Points can only be made on a serve, for which there is only one qualifying try. If there are two team members, if the first server serves a faulty serve, they pass the wiffle to their teammate, who also has a chance to make a qualifying serve. If both serves are at fault, the wiffle ball passes to the opposing team. At no point in the game is a player allowed to hit the wiffle above waist level, or with the paddle at an upward angle. It must be hit underhand and below the waist. Which means that the ball can be tipped just over the net, but not slammed downward.
These rules allow for a longer playing time, meaning that it’s more fun. Especially if your skills are moderate. The competition is retained, however. That means, upon learning pickleball, a player can still participate and have fun. Even though they might be losing, or their skill isn’t “up to par.”
“Pickleball is easier to learn and play than tennis. It allows a complete beginner to learn the basics and feel successful early on. That’s one of the reasons why people keep coming back for more,” says Ogren. The game is a win-win! As players progress, they are met with higher and higher rewards, and even at lower levels, players are successful. Perhaps this explains why the game is most often played in teams of two per team, rather than singles. It’s naturally a fun group game.
Today, the game is still evolving to allow for increased access, and to eliminate needless rules that get in the way of playing longer. Anything that gets in the way of the fun is out! This means that the rules are sometimes adjusted. For example, pickleball now allows balls that have tipped the net during a serve to still be playable. In tennis this is called a “let” and is not allowed on a serve, even if the tennis ball lands in the acceptable space after tipping. “Lets” are allowed in the game play, but not for serves. Pickleball allows the ball to tip the net at any time, which, if you’ve ever delivered a stellar serve during tennis only to have it be “let,” this is quite a relief.
Pickleball also just recently started allowing the server to drop the ball, bouncing it on the ground, before serving it. As long as the rules for serves and paddle height are not broken, then the serve is acceptable for play. The ability to throw the ball in the air, and then get it over the net, is often the result of established muscle memory. While throwing the ball in the air usually means a quicker serve, there is no reason for requiring that type of serve from the beginning. This is just one of those rules that allows entrance for all skill levels, as the serve is often the most difficult part of a net and racquet sport to master.

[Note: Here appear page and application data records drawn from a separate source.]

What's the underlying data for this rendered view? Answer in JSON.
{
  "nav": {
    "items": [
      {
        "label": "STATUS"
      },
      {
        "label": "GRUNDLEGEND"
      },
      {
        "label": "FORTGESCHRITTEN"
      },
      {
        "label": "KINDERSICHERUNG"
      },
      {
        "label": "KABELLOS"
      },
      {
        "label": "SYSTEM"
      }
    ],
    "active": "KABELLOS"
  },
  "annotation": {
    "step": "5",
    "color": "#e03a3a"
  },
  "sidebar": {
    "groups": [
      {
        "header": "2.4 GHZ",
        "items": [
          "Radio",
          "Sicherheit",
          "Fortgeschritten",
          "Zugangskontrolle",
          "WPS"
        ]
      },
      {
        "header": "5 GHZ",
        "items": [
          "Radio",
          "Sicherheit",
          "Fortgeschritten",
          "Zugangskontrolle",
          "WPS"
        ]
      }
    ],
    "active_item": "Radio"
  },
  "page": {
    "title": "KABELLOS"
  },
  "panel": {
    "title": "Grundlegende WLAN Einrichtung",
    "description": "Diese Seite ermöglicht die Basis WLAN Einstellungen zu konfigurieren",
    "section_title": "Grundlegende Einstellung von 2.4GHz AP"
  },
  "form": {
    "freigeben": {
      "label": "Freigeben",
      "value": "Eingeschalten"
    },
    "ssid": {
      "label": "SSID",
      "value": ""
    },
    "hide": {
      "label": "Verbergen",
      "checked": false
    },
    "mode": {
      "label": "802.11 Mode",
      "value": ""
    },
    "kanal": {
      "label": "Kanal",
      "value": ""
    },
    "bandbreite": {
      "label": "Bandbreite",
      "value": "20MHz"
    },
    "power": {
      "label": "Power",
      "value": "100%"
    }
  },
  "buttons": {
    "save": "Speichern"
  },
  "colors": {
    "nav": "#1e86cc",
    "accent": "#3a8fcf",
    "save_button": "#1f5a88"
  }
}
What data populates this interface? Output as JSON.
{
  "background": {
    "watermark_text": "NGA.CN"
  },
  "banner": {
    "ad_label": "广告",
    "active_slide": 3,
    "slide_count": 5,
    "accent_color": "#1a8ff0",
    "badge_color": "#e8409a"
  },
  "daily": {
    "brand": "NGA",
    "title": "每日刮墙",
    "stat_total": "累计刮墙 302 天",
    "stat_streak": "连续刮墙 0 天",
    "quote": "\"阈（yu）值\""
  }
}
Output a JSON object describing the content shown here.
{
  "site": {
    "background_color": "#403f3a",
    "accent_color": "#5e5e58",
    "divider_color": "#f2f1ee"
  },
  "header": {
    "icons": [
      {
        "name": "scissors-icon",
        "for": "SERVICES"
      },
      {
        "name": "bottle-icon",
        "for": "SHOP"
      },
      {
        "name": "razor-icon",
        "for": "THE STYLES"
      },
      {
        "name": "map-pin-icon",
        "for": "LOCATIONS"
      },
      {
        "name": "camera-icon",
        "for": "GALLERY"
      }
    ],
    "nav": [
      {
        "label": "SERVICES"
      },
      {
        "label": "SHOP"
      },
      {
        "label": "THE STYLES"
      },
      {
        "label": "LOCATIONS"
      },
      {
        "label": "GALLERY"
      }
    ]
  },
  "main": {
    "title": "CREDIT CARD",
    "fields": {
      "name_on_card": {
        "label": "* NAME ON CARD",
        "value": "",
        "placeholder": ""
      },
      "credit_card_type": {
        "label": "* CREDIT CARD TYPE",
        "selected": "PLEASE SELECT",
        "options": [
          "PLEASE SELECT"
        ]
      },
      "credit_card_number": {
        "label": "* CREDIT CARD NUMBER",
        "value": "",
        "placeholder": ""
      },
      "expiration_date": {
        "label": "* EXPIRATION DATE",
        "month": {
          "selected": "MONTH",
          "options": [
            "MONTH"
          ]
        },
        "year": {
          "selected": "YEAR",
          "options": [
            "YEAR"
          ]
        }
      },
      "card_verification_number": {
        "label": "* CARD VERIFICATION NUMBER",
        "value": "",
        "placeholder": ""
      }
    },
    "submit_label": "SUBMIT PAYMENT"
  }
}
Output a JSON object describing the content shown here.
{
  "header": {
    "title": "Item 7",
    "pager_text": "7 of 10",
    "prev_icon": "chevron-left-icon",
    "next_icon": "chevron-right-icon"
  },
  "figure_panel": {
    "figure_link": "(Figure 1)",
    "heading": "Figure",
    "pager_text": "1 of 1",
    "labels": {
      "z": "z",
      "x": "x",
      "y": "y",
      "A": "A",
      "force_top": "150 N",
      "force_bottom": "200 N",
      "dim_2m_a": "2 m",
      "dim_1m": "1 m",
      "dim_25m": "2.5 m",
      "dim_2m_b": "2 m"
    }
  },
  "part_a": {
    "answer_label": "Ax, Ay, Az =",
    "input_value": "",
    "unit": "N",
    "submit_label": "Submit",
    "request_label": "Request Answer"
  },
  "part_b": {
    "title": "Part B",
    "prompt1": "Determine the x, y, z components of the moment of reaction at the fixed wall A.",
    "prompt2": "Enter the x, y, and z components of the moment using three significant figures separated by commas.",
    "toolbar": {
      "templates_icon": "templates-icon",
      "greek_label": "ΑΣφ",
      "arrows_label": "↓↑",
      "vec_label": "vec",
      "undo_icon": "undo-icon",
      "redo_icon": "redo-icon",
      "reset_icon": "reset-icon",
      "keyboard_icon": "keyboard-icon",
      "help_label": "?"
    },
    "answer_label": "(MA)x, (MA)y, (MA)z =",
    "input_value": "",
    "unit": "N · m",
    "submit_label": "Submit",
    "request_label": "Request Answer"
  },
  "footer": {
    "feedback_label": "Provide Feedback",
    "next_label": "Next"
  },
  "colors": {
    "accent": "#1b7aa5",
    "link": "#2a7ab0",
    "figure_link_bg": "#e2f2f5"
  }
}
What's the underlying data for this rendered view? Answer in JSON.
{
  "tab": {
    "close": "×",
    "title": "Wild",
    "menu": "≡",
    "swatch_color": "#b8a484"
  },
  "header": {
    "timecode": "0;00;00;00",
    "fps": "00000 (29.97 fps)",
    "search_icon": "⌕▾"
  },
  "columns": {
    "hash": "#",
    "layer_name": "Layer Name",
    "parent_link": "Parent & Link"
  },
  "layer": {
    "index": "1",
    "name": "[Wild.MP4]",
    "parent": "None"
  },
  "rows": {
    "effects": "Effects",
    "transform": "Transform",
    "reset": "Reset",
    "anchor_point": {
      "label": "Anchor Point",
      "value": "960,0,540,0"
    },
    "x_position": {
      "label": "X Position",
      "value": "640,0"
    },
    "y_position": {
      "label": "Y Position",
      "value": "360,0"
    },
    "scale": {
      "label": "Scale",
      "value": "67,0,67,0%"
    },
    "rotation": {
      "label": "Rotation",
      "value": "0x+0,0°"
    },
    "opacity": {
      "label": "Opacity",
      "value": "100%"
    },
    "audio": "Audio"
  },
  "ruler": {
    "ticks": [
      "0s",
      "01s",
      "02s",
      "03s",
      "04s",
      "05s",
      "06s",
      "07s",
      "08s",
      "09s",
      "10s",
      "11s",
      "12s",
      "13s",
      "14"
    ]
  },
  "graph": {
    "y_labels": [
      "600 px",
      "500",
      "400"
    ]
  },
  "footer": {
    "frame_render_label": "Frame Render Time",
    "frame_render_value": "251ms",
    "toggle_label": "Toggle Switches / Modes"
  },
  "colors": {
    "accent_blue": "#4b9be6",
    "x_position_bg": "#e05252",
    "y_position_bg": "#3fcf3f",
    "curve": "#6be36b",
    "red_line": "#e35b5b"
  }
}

As stated above, pickleball is the fastest growing sport in the United States. But Canada also seems to be picking up the sport. Just as we have pickleball venues in every state, Canada has venues in every province. The game is fun, simple, accessible and competitive. All the good and none of the bad, perfect for families and great for pro players. Rules are changing to allow for more access, and as it continues to spread those rules will continue to be relatively flexible. When it comes to fun, there’s really no hindrance!
As to where pickleball will go next? Who knows! From Washington to New York, from The United States to Canada, there really are no limits as to where pickleball will go.